It’s been the cornerstone of Jerry Brown’s agenda since the day he returned to the California governor’s office: win voter approval of a tax measure to bring an end to the state’s years of never-ending budget deficits. After a campaign full of twists and turns, voters approved the governor’s sales and income tax measure, Proposition 30, by 54 percent to 46 percent – but not without a suspenseful Election Night.
Californians usually don’t go for statewide tax measures. They’ve rejected them the last seven times they’ve seen them on the ballot. And late into Election Night, Prop 30’s fate was far from certain. Early returns showed the measure trailing, then pulling even. Then, just as it took a narrow lead after 11pm, Governor Brown took the stage at the Sheraton Hotel in downtown Sacramento.
“Well, here we are. We have a vote of the people – I think the only place in America where a state actually said, let’s raise our taxes for our kids, for our schools, for our California dream.”
It sounded like a victory speech. “We had to overcome a lot of obstacles – we overcame ’em. Yes on 30, yes on our kids, yes on California! We’re all in it together. Thank you very much!.”
Yet at that moment, less than half of the votes had actually been counted. And opponents like Aaron McLear with the “No on 30” campaign held out hope a while longer.
“I thin it’s too early to tell. It’s just after midnight on Election Night. We have a lot of counties to go.”
It wasn’t until after 3:00 a.m. that the Associated Press officially declared Prop 30’s passage.

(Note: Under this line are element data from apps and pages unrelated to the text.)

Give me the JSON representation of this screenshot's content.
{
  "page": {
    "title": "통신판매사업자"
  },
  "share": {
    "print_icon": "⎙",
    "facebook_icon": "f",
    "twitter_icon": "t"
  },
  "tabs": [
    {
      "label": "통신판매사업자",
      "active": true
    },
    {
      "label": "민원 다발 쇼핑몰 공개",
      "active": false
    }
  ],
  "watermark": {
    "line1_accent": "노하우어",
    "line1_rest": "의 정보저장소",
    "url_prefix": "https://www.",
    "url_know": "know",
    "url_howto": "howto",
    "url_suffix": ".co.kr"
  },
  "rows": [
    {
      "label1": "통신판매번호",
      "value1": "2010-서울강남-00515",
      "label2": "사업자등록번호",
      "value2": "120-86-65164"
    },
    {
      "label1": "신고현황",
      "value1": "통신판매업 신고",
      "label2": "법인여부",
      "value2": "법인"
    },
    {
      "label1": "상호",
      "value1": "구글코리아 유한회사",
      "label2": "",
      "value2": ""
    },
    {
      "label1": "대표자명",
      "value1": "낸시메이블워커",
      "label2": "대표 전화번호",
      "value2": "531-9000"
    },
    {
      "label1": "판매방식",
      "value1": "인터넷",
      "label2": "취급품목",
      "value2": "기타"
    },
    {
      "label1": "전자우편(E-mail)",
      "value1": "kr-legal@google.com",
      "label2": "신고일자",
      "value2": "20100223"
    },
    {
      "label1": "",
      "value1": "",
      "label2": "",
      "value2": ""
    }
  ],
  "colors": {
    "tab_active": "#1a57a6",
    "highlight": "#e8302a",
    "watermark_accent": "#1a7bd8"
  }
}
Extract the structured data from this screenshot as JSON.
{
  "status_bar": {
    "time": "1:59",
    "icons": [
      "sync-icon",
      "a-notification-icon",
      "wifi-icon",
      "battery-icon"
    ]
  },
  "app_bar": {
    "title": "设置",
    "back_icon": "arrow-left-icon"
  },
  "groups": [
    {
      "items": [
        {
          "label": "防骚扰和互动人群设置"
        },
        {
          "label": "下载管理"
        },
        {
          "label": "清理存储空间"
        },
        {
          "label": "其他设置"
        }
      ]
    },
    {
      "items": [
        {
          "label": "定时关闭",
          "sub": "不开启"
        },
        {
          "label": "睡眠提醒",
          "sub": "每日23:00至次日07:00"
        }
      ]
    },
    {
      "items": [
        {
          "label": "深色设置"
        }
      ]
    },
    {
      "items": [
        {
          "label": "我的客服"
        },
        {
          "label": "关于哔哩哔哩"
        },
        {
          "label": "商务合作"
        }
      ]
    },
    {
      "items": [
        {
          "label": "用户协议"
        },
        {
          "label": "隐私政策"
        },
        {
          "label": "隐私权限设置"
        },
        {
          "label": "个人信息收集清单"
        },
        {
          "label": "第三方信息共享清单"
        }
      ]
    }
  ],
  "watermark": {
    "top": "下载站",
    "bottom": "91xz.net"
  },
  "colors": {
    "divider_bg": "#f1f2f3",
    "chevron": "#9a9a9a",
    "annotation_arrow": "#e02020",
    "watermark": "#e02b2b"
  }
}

That passage was in doubt for much of the campaign. Polls showed support for the measure dropping below 50 percent amid attacks from the “No” campaign and a rival tax measure. Six billion dollars of automatic budget cuts loomed. But a few weeks ago, Prop 30 started to rebound – and the governor himself was a big reason why. After staying below the radar well into October, the 74-year-old Brown began a relentless string of campaign events and recorded TV ads. “Yes on 30” strategist Dan Newman:

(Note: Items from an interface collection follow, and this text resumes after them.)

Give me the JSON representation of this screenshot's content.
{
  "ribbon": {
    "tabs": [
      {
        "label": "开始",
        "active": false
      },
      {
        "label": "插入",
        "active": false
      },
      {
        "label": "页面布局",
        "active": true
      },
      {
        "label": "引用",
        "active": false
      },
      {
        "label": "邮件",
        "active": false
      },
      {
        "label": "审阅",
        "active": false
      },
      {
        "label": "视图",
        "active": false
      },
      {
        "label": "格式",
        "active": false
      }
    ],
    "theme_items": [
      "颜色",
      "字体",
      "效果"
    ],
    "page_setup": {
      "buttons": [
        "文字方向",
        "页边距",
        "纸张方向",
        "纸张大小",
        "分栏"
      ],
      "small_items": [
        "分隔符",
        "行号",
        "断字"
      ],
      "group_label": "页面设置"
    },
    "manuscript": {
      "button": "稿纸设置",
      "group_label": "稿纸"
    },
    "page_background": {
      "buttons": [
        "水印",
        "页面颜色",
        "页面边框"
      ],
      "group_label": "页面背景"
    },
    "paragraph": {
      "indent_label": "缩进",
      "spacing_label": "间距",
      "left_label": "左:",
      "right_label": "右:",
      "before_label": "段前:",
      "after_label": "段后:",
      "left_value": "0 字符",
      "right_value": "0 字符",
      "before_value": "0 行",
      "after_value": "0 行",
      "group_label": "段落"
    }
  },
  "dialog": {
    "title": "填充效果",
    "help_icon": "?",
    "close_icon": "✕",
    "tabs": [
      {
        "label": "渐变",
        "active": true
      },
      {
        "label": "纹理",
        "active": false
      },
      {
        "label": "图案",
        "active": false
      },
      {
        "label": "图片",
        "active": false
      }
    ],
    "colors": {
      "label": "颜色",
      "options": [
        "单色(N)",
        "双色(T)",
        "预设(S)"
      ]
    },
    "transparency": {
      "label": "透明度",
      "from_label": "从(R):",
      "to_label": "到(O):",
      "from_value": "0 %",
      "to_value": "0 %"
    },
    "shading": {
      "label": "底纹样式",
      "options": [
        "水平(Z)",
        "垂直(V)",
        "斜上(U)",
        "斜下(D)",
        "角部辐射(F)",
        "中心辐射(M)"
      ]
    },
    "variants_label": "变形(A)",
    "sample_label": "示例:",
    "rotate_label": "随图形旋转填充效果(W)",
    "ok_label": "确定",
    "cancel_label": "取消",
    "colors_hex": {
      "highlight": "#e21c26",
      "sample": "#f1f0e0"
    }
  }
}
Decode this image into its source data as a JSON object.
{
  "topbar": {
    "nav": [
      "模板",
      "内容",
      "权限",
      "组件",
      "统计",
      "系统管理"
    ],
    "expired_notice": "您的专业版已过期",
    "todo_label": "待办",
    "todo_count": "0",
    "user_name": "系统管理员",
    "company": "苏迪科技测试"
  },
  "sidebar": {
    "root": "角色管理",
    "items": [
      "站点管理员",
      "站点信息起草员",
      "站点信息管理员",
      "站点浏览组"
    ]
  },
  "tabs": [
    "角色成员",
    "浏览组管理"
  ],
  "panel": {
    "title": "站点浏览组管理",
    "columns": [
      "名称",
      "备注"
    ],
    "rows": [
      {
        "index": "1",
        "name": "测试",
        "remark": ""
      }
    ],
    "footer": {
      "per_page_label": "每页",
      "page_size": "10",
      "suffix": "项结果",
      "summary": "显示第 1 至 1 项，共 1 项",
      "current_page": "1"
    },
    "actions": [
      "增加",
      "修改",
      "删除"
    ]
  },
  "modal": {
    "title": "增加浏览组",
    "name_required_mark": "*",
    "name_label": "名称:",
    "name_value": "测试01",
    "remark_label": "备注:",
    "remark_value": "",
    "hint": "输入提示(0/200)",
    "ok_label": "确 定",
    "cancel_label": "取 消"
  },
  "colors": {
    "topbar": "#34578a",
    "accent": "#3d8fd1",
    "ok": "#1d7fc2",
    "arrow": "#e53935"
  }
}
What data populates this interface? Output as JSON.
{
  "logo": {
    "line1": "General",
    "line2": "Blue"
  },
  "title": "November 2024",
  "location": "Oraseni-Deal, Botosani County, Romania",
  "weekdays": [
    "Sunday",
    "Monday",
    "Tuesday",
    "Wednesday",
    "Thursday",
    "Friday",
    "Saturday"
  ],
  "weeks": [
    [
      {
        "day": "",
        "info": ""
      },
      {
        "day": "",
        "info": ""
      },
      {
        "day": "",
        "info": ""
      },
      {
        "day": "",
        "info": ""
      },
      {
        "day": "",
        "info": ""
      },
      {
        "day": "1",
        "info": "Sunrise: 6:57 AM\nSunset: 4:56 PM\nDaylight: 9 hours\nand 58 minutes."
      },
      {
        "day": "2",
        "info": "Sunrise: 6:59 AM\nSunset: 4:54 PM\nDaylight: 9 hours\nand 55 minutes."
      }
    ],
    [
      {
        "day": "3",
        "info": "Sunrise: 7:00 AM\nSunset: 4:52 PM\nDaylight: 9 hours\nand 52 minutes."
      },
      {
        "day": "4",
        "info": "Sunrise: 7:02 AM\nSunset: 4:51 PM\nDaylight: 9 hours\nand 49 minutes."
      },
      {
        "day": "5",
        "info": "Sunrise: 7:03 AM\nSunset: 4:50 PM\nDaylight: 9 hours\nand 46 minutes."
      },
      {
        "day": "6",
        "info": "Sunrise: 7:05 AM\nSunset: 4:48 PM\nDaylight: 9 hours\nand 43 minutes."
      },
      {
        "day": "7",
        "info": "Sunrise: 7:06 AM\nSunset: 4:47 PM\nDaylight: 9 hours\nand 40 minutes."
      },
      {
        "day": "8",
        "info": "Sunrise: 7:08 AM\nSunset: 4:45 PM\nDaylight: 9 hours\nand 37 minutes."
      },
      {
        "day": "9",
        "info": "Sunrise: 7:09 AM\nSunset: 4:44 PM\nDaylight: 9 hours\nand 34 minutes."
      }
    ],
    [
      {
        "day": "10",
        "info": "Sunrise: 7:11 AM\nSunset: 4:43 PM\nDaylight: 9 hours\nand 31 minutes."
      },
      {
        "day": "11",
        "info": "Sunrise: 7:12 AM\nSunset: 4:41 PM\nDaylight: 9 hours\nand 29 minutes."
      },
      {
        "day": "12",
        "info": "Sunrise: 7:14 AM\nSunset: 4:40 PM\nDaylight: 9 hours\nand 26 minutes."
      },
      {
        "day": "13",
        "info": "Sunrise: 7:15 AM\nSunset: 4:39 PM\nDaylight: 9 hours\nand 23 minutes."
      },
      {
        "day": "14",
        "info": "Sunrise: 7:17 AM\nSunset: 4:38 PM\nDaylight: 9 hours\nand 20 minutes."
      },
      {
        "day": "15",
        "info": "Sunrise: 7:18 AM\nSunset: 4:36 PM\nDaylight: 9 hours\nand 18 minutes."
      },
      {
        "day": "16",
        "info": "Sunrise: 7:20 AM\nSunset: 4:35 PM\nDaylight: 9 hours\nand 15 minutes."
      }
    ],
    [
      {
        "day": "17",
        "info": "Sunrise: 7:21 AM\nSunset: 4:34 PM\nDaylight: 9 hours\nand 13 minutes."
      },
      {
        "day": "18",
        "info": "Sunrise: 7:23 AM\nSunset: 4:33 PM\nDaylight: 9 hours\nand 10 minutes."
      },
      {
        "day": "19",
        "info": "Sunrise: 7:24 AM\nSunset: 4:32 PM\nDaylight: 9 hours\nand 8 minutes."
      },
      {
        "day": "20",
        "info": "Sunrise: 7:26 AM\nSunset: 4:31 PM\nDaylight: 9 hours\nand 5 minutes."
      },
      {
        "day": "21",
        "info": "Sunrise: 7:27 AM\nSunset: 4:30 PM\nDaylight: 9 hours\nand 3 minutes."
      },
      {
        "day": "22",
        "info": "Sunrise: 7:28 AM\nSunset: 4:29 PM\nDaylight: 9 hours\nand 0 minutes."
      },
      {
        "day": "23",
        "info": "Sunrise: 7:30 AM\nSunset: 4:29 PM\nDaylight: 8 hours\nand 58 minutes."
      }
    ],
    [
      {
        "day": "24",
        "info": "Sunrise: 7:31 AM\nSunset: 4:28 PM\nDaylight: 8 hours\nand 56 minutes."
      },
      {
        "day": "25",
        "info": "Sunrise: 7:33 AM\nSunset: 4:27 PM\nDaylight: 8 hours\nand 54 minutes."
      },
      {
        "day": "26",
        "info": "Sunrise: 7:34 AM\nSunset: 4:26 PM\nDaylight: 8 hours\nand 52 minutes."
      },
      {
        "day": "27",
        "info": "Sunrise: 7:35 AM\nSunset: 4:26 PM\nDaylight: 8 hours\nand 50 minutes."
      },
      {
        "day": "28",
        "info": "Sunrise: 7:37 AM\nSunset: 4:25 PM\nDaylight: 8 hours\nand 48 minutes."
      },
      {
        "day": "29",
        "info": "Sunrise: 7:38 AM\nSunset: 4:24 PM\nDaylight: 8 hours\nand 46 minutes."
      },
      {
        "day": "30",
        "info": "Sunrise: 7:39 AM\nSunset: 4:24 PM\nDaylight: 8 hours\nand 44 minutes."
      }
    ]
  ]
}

“Clearly, there’s nobody like the governor out there talking to the people. People understand he’s been around the mulberry bush a few times. They trust him. He came into office, made a clear promise that he would fix the budget, wouldn’t raise revenue without a vote of the people. And now he’s walking the walk.”

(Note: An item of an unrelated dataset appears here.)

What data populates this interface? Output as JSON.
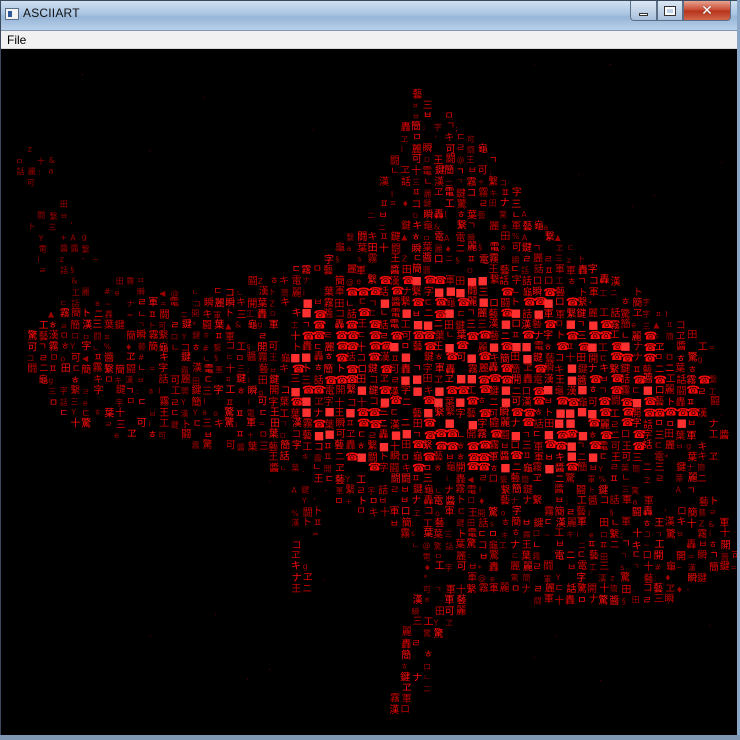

Even then, Democrats and their union allies had to pull out all the stops to push Prop 30 across the finish line.
Ali Cooper with the Sacramento Central Labor Council spent the afternoon turning out voters with his wife and two young kids. Cooper worked from a list of people already identified as supporters – but who precinct records showed had not yet voted.
“Most these people have been identified as supporting our issues. And now it’s just a matter of encouraging them and making certain they understand the race will be close and that what makes the difference in winning or losing is them pulling away for 10 min and going to the polls.”
Aaron McLear with the “No on 30” campaign said that get-out-the-vote effort was one of three key advantages that led Prop 30 to victory.
“One is the 5-to-1 money advantage, that’s tough to overcome. Two, the bully pulpit of Jerry Brown, which he used very effectively these last three weeks. And third, the infrastructure. We don’t have a political party on our side like they do with the Democrats as effective at winning elections and turning out the vote. You couple that with a union operation – they had a get-out-the-vote operation that we just couldn’t match.”
There were also two other tax measures on the ballot. Voters rejected the initiative pushed by education advocate Molly Munger. Despite Munger’s $44 million, Prop 38 barely picked up a quarter of the vote. Meanwhile, Prop 39 passed with 60 percent of the vote. That measure will end a tax break that favors out-of-state businesses, which could bring the state an extra billion dollars a year. But Prop 30 was always the headliner – and the headlines for Jerry Brown this morning are good ones.